The biggest example of this was the apparent “best friend” of the model character Megumi who showed up when “Megutan” had her break down. There were some limited flashbacks that sort-of established her, but I was still left wondering “who is this?”

The Model and the Meltdown

Although initially presented as a romantic rival, Megumi rapidly turned into Mei’s mirror.  Both characters have similar histories of early unpopularity, and Megumi’s arc was used to look at an alternative way of dealing with this.

In Megumi’s case it was the false front of doing everything possible to become “pretty” and “popular”, and her modelling career was very much a means to that end. However, like Mei’s approach of withdrawal, Megumi’s approach ultimately did nothing to address her fundamental loneliness and isolation.

Megumi is essentially trying to leverage her popularity as a model/celebrity into popularity as a person [3].  At the same time Megumi makes the terrible mistake of not only reading, but subscribing, to internet comments about her [4].

When the efforts at school fail badly Megumi has a fairly spectacular meltdown that Yamato and the previously unknown best friend save her from.

The resolution to Megumi’s meltdown is surprisingly satisfying [5]. Megumi reconnects with her best friend, and alters her appearance to something that Megumi believes to be a more honest look.

This is accompanied by a more honest attitude to interactions with others, ditching the ego searches on the internet, and a more independent definition of her self-image.

The Final Episode

Oh dear.  As mentioned above the manga is still running, and in true shoujo form, has probably not had the resolution implied by the title.

So the animators contrived an ending, and oh boy did that episode feel contrived.

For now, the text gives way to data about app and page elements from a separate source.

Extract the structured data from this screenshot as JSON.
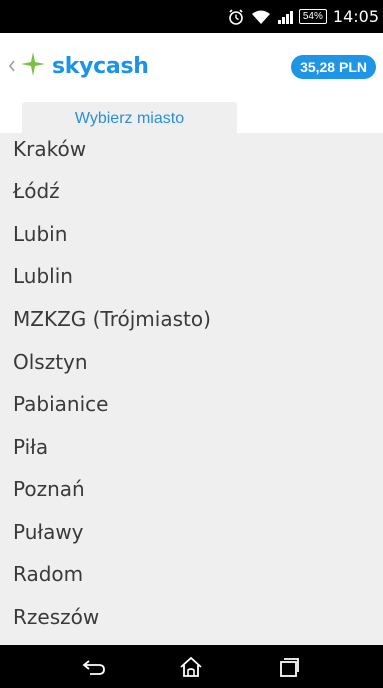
{
  "status_bar": {
    "battery": "54%",
    "time": "14:05",
    "icons": [
      "alarm-icon",
      "wifi-icon",
      "signal-icon",
      "battery-icon"
    ]
  },
  "header": {
    "logo_text": "skycash",
    "balance": "35,28 PLN",
    "accent_color": "#1e95e6",
    "logo_green": "#7ac142"
  },
  "tab": {
    "label": "Wybierz miasto"
  },
  "cities": [
    "Kraków",
    "Łódź",
    "Lubin",
    "Lublin",
    "MZKZG (Trójmiasto)",
    "Olsztyn",
    "Pabianice",
    "Piła",
    "Poznań",
    "Puławy",
    "Radom",
    "Rzeszów"
  ],
  "nav_bar": {
    "buttons": [
      "back-icon",
      "home-icon",
      "recent-apps-icon"
    ]
  }
}
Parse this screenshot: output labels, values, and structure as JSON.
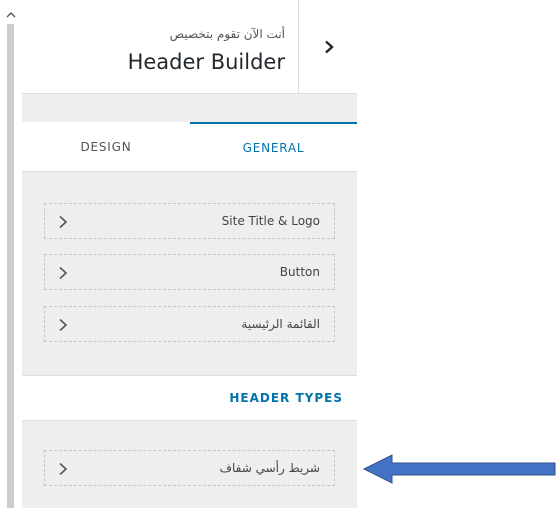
{
  "header": {
    "subtitle": "أنت الآن تقوم بتخصيص",
    "title": "Header Builder"
  },
  "tabs": [
    {
      "label": "DESIGN",
      "active": false
    },
    {
      "label": "GENERAL",
      "active": true
    }
  ],
  "items": [
    {
      "label": "Site Title & Logo"
    },
    {
      "label": "Button"
    },
    {
      "label": "القائمة الرئيسية"
    }
  ],
  "section": {
    "title": "HEADER TYPES",
    "items": [
      {
        "label": "شريط رأسي شفاف"
      }
    ]
  },
  "colors": {
    "accent": "#0073aa",
    "panel_bg": "#eeeeee",
    "annotation_arrow": "#4472c4"
  },
  "icons": {
    "back": "chevron-right-icon",
    "item": "chevron-right-icon",
    "scroll": "chevron-up-icon",
    "annotation": "left-arrow-icon"
  }
}
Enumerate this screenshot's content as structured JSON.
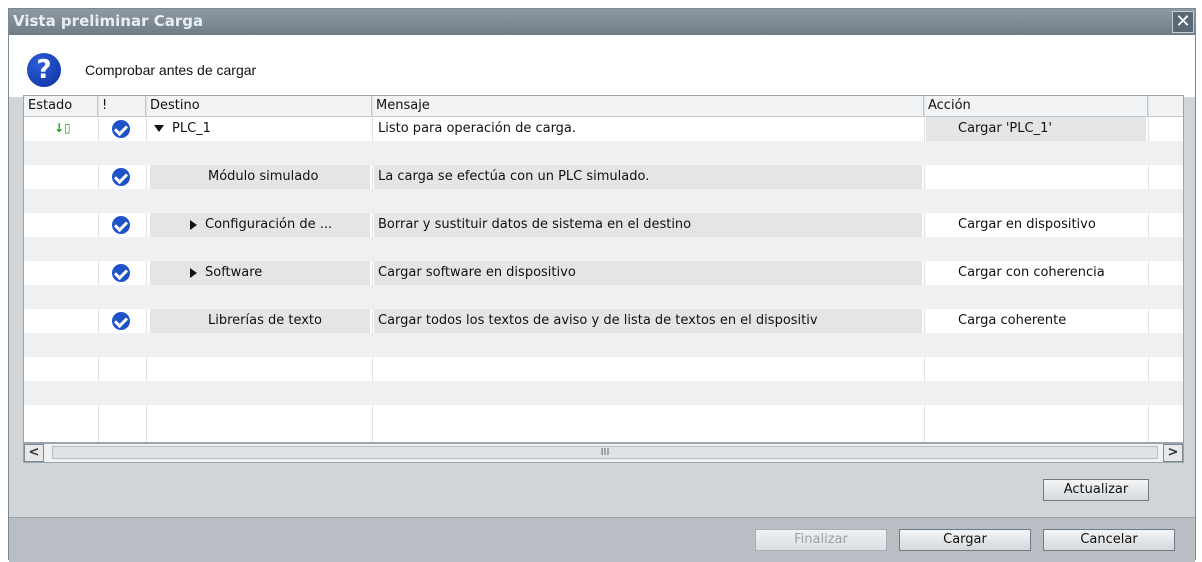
{
  "window": {
    "title": "Vista preliminar Carga",
    "close_label": "✕"
  },
  "header": {
    "text": "Comprobar antes de cargar",
    "icon": "question-icon"
  },
  "table": {
    "columns": [
      "Estado",
      "!",
      "Destino",
      "Mensaje",
      "Acción"
    ],
    "rows": [
      {
        "destino": "PLC_1",
        "mensaje": "Listo para operación de carga.",
        "accion": "Cargar 'PLC_1'"
      },
      {
        "destino": "Módulo simulado",
        "mensaje": "La carga se efectúa con un PLC simulado.",
        "accion": ""
      },
      {
        "destino": "Configuración de ...",
        "mensaje": "Borrar y sustituir datos de sistema en el destino",
        "accion": "Cargar en dispositivo"
      },
      {
        "destino": "Software",
        "mensaje": "Cargar software en dispositivo",
        "accion": "Cargar con coherencia"
      },
      {
        "destino": "Librerías de texto",
        "mensaje": "Cargar todos los textos de aviso y de lista de textos en el dispositiv",
        "accion": "Carga coherente"
      }
    ]
  },
  "scrollbar": {
    "thumb_label": "III"
  },
  "buttons": {
    "actualizar": "Actualizar",
    "finalizar": "Finalizar",
    "cargar": "Cargar",
    "cancelar": "Cancelar"
  },
  "colors": {
    "check": "#1f52c7",
    "title_bar": "#7f8c95"
  }
}
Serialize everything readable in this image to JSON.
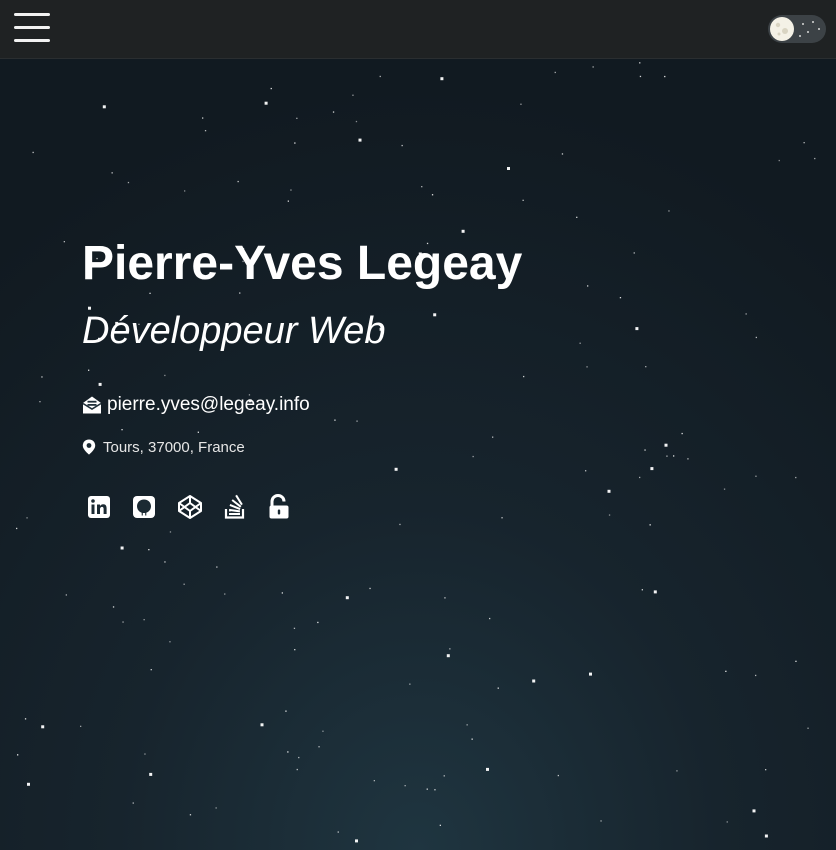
{
  "header": {
    "menu_icon": "hamburger-menu-icon",
    "theme_toggle": {
      "state": "dark",
      "knob_icon": "moon-icon"
    }
  },
  "profile": {
    "name": "Pierre-Yves Legeay",
    "job_title": "Développeur Web",
    "email": "pierre.yves@legeay.info",
    "email_icon": "envelope-open-icon",
    "location": "Tours, 37000, France",
    "location_icon": "map-marker-icon"
  },
  "social_links": [
    {
      "icon": "linkedin-icon"
    },
    {
      "icon": "github-icon"
    },
    {
      "icon": "codepen-icon"
    },
    {
      "icon": "stackoverflow-icon"
    },
    {
      "icon": "unlock-icon"
    }
  ],
  "colors": {
    "background": "#17242d",
    "topbar": "#1f2223",
    "text": "#ffffff"
  }
}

It is full of clichéd tropes such as miscommunications, the jealous little sister, the mobile phone battery running out, and the desperate chase through town to meet up.

The “jealous little sister” part of the episode really grated with me as it was completely out of character for Nagi. Previous episodes had shown that Nagi adores Mei, going so far as to gatecrash a date between Yamato and Mei in order to spend time with Mei.

Having Nagi shut out Mei when Yamato was sick is the basic premise of the final episode, and simply doesn’t work given what has gone before.

However the final episode does eventually get to Mei saying “I love you”, and this does make the final episode worthwhile.

The Summary

Overall Say “I Love You” is one of the better series from 2012.  I do remain concerned about the Stolen First Kiss trope I discussed previously, but after that the gentle romance between Mei and Yamato is surprisingly sweet without being saccharine.

Using a shoujo anime to tackle serious body image issues in a non-exploitative way is also a major plus from my perspective. Recommended, but be patient with the final episode.

[1] Survey (i.e. Wikipedia) says that the manga commenced in 2008 and is still ongoing with 9 current volumes.
[2] Although the most egregious example of this (at least this year) was Sword Art Online.
[3] To a large extent this is why Megumi was chasing Yamato, and enticing him into a modelling career.
[4] An easy enough mistake to make under the circumstances, I know of many older people (myself included) who have to be reminded sometimes to not read the comments.
[5] Overall I’ve been impressed with how anime has tackled body/self-image issues recently. Between Tari Tari, and the other two examples in Say “I Love You” it has been a good year for this.